[Your goal]: Nothing but a verbatim copy of the data, minus the images, should be returned.

[Data records for software interfaces]:
>>>
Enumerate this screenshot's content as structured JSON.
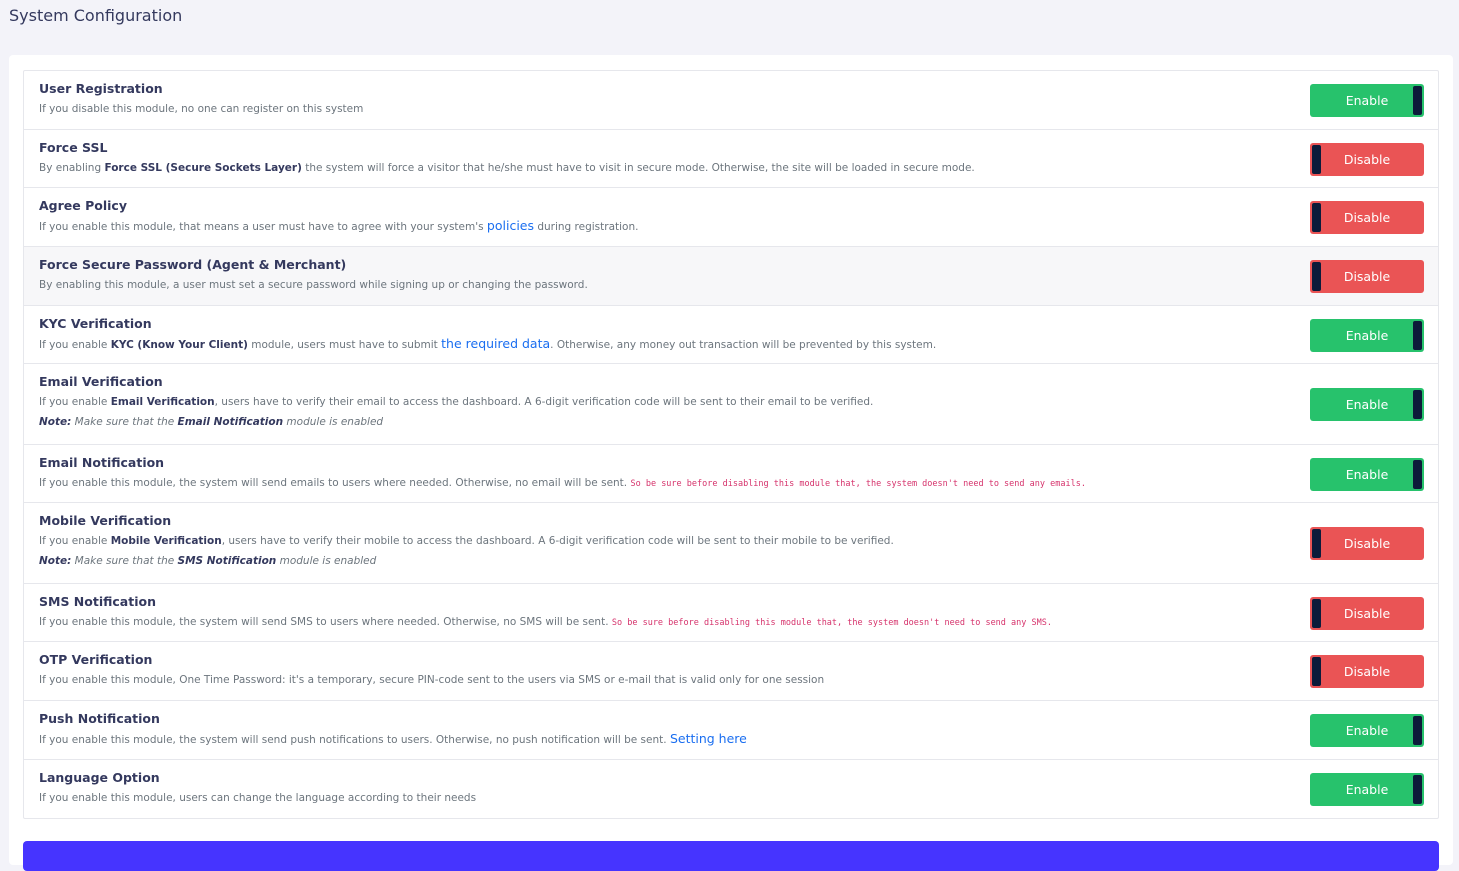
{
  "page_title": "System Configuration",
  "enable_label": "Enable",
  "disable_label": "Disable",
  "settings": [
    {
      "key": "user-registration",
      "height": 59,
      "title": "User Registration",
      "state": "on",
      "desc": [
        {
          "t": "If you disable this module, no one can register on this system"
        }
      ]
    },
    {
      "key": "force-ssl",
      "height": 58,
      "title": "Force SSL",
      "state": "off",
      "desc": [
        {
          "t": "By enabling "
        },
        {
          "t": "Force SSL (Secure Sockets Layer)",
          "s": "b"
        },
        {
          "t": " the system will force a visitor that he/she must have to visit in secure mode. Otherwise, the site will be loaded in secure mode."
        }
      ]
    },
    {
      "key": "agree-policy",
      "height": 59,
      "title": "Agree Policy",
      "state": "off",
      "desc": [
        {
          "t": "If you enable this module, that means a user must have to agree with your system's "
        },
        {
          "t": "policies",
          "s": "link"
        },
        {
          "t": " during registration."
        }
      ]
    },
    {
      "key": "force-secure-password",
      "height": 59,
      "title": "Force Secure Password (Agent & Merchant)",
      "state": "off",
      "hl": true,
      "desc": [
        {
          "t": "By enabling this module, a user must set a secure password while signing up or changing the password."
        }
      ]
    },
    {
      "key": "kyc-verification",
      "height": 58,
      "title": "KYC Verification",
      "state": "on",
      "desc": [
        {
          "t": "If you enable "
        },
        {
          "t": "KYC (Know Your Client)",
          "s": "b"
        },
        {
          "t": " module, users must have to submit "
        },
        {
          "t": "the required data",
          "s": "link"
        },
        {
          "t": ". Otherwise, any money out transaction will be prevented by this system."
        }
      ]
    },
    {
      "key": "email-verification",
      "height": 81,
      "title": "Email Verification",
      "state": "on",
      "desc": [
        {
          "t": "If you enable "
        },
        {
          "t": "Email Verification",
          "s": "b"
        },
        {
          "t": ", users have to verify their email to access the dashboard. A 6-digit verification code will be sent to their email to be verified."
        }
      ],
      "note": [
        {
          "t": "Note:",
          "s": "b"
        },
        {
          "t": " Make sure that the "
        },
        {
          "t": "Email Notification",
          "s": "b"
        },
        {
          "t": " module is enabled"
        }
      ]
    },
    {
      "key": "email-notification",
      "height": 58,
      "title": "Email Notification",
      "state": "on",
      "desc": [
        {
          "t": "If you enable this module, the system will send emails to users where needed. Otherwise, no email will be sent. "
        },
        {
          "t": "So be sure before disabling this module that, the system doesn't need to send any emails.",
          "s": "code"
        }
      ]
    },
    {
      "key": "mobile-verification",
      "height": 81,
      "title": "Mobile Verification",
      "state": "off",
      "desc": [
        {
          "t": "If you enable "
        },
        {
          "t": "Mobile Verification",
          "s": "b"
        },
        {
          "t": ", users have to verify their mobile to access the dashboard. A 6-digit verification code will be sent to their mobile to be verified."
        }
      ],
      "note": [
        {
          "t": "Note:",
          "s": "b"
        },
        {
          "t": " Make sure that the "
        },
        {
          "t": "SMS Notification",
          "s": "b"
        },
        {
          "t": " module is enabled"
        }
      ]
    },
    {
      "key": "sms-notification",
      "height": 58,
      "title": "SMS Notification",
      "state": "off",
      "desc": [
        {
          "t": "If you enable this module, the system will send SMS to users where needed. Otherwise, no SMS will be sent. "
        },
        {
          "t": "So be sure before disabling this module that, the system doesn't need to send any SMS.",
          "s": "code"
        }
      ]
    },
    {
      "key": "otp-verification",
      "height": 59,
      "title": "OTP Verification",
      "state": "off",
      "desc": [
        {
          "t": "If you enable this module, One Time Password: it's a temporary, secure PIN-code sent to the users via SMS or e-mail that is valid only for one session"
        }
      ]
    },
    {
      "key": "push-notification",
      "height": 59,
      "title": "Push Notification",
      "state": "on",
      "desc": [
        {
          "t": "If you enable this module, the system will send push notifications to users. Otherwise, no push notification will be sent. "
        },
        {
          "t": "Setting here",
          "s": "link"
        }
      ]
    },
    {
      "key": "language-option",
      "height": 58,
      "title": "Language Option",
      "state": "on",
      "desc": [
        {
          "t": "If you enable this module, users can change the language according to their needs"
        }
      ]
    }
  ]
}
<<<
[Written response]:
Enumerate this screenshot's content as structured JSON.
{
  "page_title": "System Configuration",
  "enable_label": "Enable",
  "disable_label": "Disable",
  "settings": [
    {
      "key": "user-registration",
      "height": 59,
      "title": "User Registration",
      "state": "on",
      "desc": [
        {
          "t": "If you disable this module, no one can register on this system"
        }
      ]
    },
    {
      "key": "force-ssl",
      "height": 58,
      "title": "Force SSL",
      "state": "off",
      "desc": [
        {
          "t": "By enabling "
        },
        {
          "t": "Force SSL (Secure Sockets Layer)",
          "s": "b"
        },
        {
          "t": " the system will force a visitor that he/she must have to visit in secure mode. Otherwise, the site will be loaded in secure mode."
        }
      ]
    },
    {
      "key": "agree-policy",
      "height": 59,
      "title": "Agree Policy",
      "state": "off",
      "desc": [
        {
          "t": "If you enable this module, that means a user must have to agree with your system's "
        },
        {
          "t": "policies",
          "s": "link"
        },
        {
          "t": " during registration."
        }
      ]
    },
    {
      "key": "force-secure-password",
      "height": 59,
      "title": "Force Secure Password (Agent & Merchant)",
      "state": "off",
      "hl": true,
      "desc": [
        {
          "t": "By enabling this module, a user must set a secure password while signing up or changing the password."
        }
      ]
    },
    {
      "key": "kyc-verification",
      "height": 58,
      "title": "KYC Verification",
      "state": "on",
      "desc": [
        {
          "t": "If you enable "
        },
        {
          "t": "KYC (Know Your Client)",
          "s": "b"
        },
        {
          "t": " module, users must have to submit "
        },
        {
          "t": "the required data",
          "s": "link"
        },
        {
          "t": ". Otherwise, any money out transaction will be prevented by this system."
        }
      ]
    },
    {
      "key": "email-verification",
      "height": 81,
      "title": "Email Verification",
      "state": "on",
      "desc": [
        {
          "t": "If you enable "
        },
        {
          "t": "Email Verification",
          "s": "b"
        },
        {
          "t": ", users have to verify their email to access the dashboard. A 6-digit verification code will be sent to their email to be verified."
        }
      ],
      "note": [
        {
          "t": "Note:",
          "s": "b"
        },
        {
          "t": " Make sure that the "
        },
        {
          "t": "Email Notification",
          "s": "b"
        },
        {
          "t": " module is enabled"
        }
      ]
    },
    {
      "key": "email-notification",
      "height": 58,
      "title": "Email Notification",
      "state": "on",
      "desc": [
        {
          "t": "If you enable this module, the system will send emails to users where needed. Otherwise, no email will be sent. "
        },
        {
          "t": "So be sure before disabling this module that, the system doesn't need to send any emails.",
          "s": "code"
        }
      ]
    },
    {
      "key": "mobile-verification",
      "height": 81,
      "title": "Mobile Verification",
      "state": "off",
      "desc": [
        {
          "t": "If you enable "
        },
        {
          "t": "Mobile Verification",
          "s": "b"
        },
        {
          "t": ", users have to verify their mobile to access the dashboard. A 6-digit verification code will be sent to their mobile to be verified."
        }
      ],
      "note": [
        {
          "t": "Note:",
          "s": "b"
        },
        {
          "t": " Make sure that the "
        },
        {
          "t": "SMS Notification",
          "s": "b"
        },
        {
          "t": " module is enabled"
        }
      ]
    },
    {
      "key": "sms-notification",
      "height": 58,
      "title": "SMS Notification",
      "state": "off",
      "desc": [
        {
          "t": "If you enable this module, the system will send SMS to users where needed. Otherwise, no SMS will be sent. "
        },
        {
          "t": "So be sure before disabling this module that, the system doesn't need to send any SMS.",
          "s": "code"
        }
      ]
    },
    {
      "key": "otp-verification",
      "height": 59,
      "title": "OTP Verification",
      "state": "off",
      "desc": [
        {
          "t": "If you enable this module, One Time Password: it's a temporary, secure PIN-code sent to the users via SMS or e-mail that is valid only for one session"
        }
      ]
    },
    {
      "key": "push-notification",
      "height": 59,
      "title": "Push Notification",
      "state": "on",
      "desc": [
        {
          "t": "If you enable this module, the system will send push notifications to users. Otherwise, no push notification will be sent. "
        },
        {
          "t": "Setting here",
          "s": "link"
        }
      ]
    },
    {
      "key": "language-option",
      "height": 58,
      "title": "Language Option",
      "state": "on",
      "desc": [
        {
          "t": "If you enable this module, users can change the language according to their needs"
        }
      ]
    }
  ]
}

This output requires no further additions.